If you are looking for a more flexible, strong, capable body and a clear, positive heart and mind then yoga is for you. It’s a great form of exercise that will improve your fitness, as well as aiding your mental well being.
‘Yoga’ is a Sanskrit term meaning ‘to join, unite or yoke together’, and the essential purpose of yoga is to bring together body, mind, and spirit into a harmonious whole.
The central methods of yoga are physical postures or ‘asanas’ and movement, breathing techniques or ‘pranayama’ and meditation. Yoga includes guidance on a healthy lifestyle, eating habits, mental attitude, and Ayurvedic medicine is also part of the Yogic path to health and balance.
Hatha yoga is the path of physical yoga, which is the most popular branch of yoga in the West. ‘HA’ means ‘SUN’, and ‘THA’, ’MOON’, so Hatha Yoga is the joining, or the yoking together of these different energies in harmonious equilibrium, positive and negative, active and receptive.
The Yoga view of the human body
The body in yoga is the vehicle for the development of wisdom, of spiritual awakening, and as such, the body is held to be sacred and mastery of our body is considered the foundation for spiritual progress. In yoga we learn a discipline of the body which comes out of awareness and attentiveness, tuning in to our body’s subtle energy flows and the life-giving rhythm of our breathing.
The idea is that through entering more deeply and subtly into our physical experience, we can become more connected with ourselves, more grounded, and less swayed by anxieties or neurotic cravings for things that will not truly satisfy us. This can be a very positive influence on our approach to life, offering an antidote to the alienated rushing and disconnection from ourselves that characterizes much of our modern world.
The Origins of Yoga
Originating in the ancient East, yoga has gained massive popularity in the modern western world. Its image has evolved from those photos we may have seen of the extraordinary practice of unbelievably flexible cotton-clad ascetics in India or the seventies hobby of hippy types! Yoga has become part of the chosen lifestyle of thousands of westerners seeking some real balance, health, and well-being in their lives.
Experiences of yoga can be close to nature, out of doors or on the bumpy ground in large tents with slightly slippy carpets on summer retreats or at festivals.
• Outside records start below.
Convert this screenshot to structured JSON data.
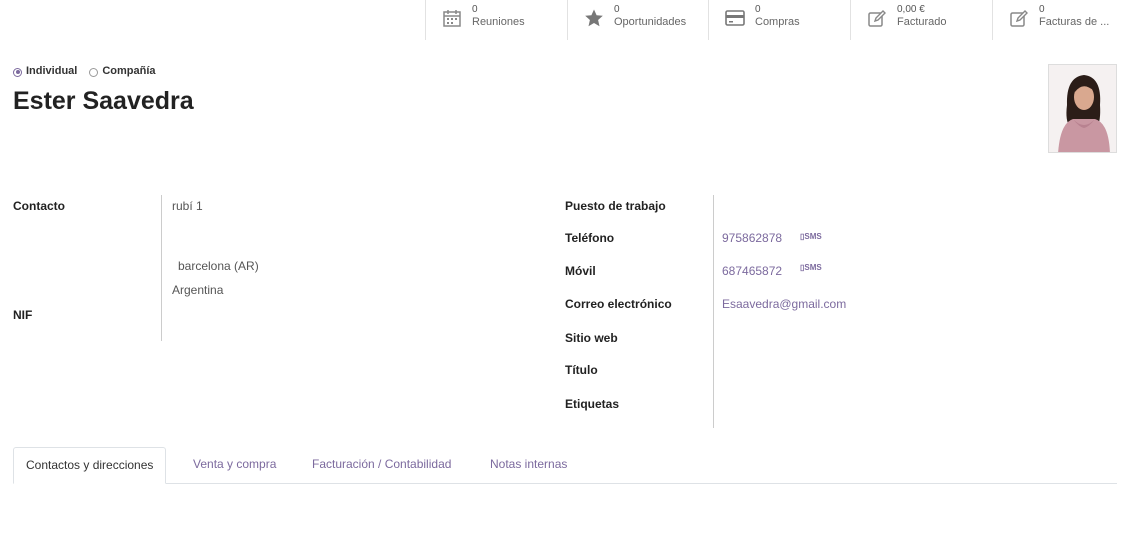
{
  "smart_buttons": [
    {
      "icon": "calendar-icon",
      "value": "0",
      "label": "Reuniones"
    },
    {
      "icon": "star-icon",
      "value": "0",
      "label": "Oportunidades"
    },
    {
      "icon": "credit-card-icon",
      "value": "0",
      "label": "Compras"
    },
    {
      "icon": "pencil-square-icon",
      "value": "0,00 €",
      "label": "Facturado"
    },
    {
      "icon": "pencil-square-icon",
      "value": "0",
      "label": "Facturas de ..."
    }
  ],
  "company_type": {
    "options": [
      "Individual",
      "Compañía"
    ],
    "selected": "Individual"
  },
  "partner_name": "Ester Saavedra",
  "left_fields": {
    "contact_label": "Contacto",
    "street": "rubí 1",
    "city_state": "barcelona (AR)",
    "country": "Argentina",
    "nif_label": "NIF"
  },
  "right_fields": {
    "job_label": "Puesto de trabajo",
    "phone_label": "Teléfono",
    "phone_value": "975862878",
    "mobile_label": "Móvil",
    "mobile_value": "687465872",
    "sms_label": "SMS",
    "email_label": "Correo electrónico",
    "email_value": "Esaavedra@gmail.com",
    "website_label": "Sitio web",
    "title_label": "Título",
    "tags_label": "Etiquetas"
  },
  "tabs": [
    {
      "label": "Contactos y direcciones",
      "active": true
    },
    {
      "label": "Venta y compra",
      "active": false
    },
    {
      "label": "Facturación / Contabilidad",
      "active": false
    },
    {
      "label": "Notas internas",
      "active": false
    }
  ],
  "colors": {
    "accent": "#7c6a9e",
    "text": "#222222",
    "muted": "#555555"
  }
}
However, it is also common now to see the wonderfully tranquil and well-equipped yoga studios in the towns and cities too.
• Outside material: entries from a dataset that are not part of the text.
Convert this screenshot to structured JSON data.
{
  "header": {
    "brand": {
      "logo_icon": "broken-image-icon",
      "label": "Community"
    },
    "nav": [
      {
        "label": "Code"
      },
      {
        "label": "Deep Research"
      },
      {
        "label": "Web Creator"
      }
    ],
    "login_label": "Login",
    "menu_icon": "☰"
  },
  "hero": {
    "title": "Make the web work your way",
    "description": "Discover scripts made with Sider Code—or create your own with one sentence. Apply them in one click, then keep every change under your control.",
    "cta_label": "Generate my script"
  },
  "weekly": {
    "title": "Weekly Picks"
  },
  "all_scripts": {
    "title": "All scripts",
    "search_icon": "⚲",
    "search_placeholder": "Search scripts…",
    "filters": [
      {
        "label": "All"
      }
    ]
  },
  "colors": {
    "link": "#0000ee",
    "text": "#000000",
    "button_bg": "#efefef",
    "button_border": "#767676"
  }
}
Yoga teachers seem to be possibly even hipper than DJs these days, making their own tracks by bicycle, scooter, or nippy Mini through city streets from one class to another, taking life at their own chosen pace, holidaying in stunning places, teaching the much-appreciated techniques and principles of yoga to grateful and enthusiastic city dwellers.
There are yoga magazines, gorgeous yoga holidays and a rainbow of great yoga kit you can buy. But when it comes down to it, all you really need to benefit from the ancient wisdom of yoga is your own body, mind and spirit, some self-discipline, and a decent teacher to get you started.
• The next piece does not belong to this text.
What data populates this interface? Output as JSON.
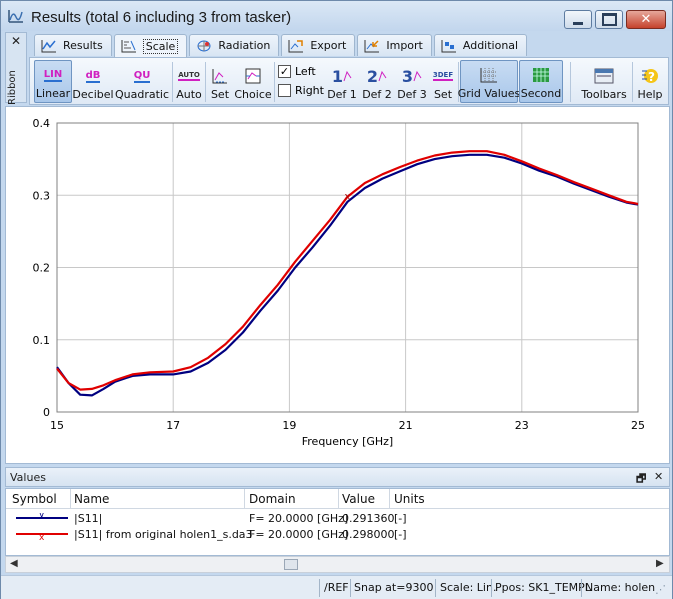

Who can practice yoga?
Everyone can do yoga. There is always a suitable way for an individual to practice yoga: whether they are old or young, injured, fit or unfit, supple or inflexible, male or female. You just need to find the right teacher for you.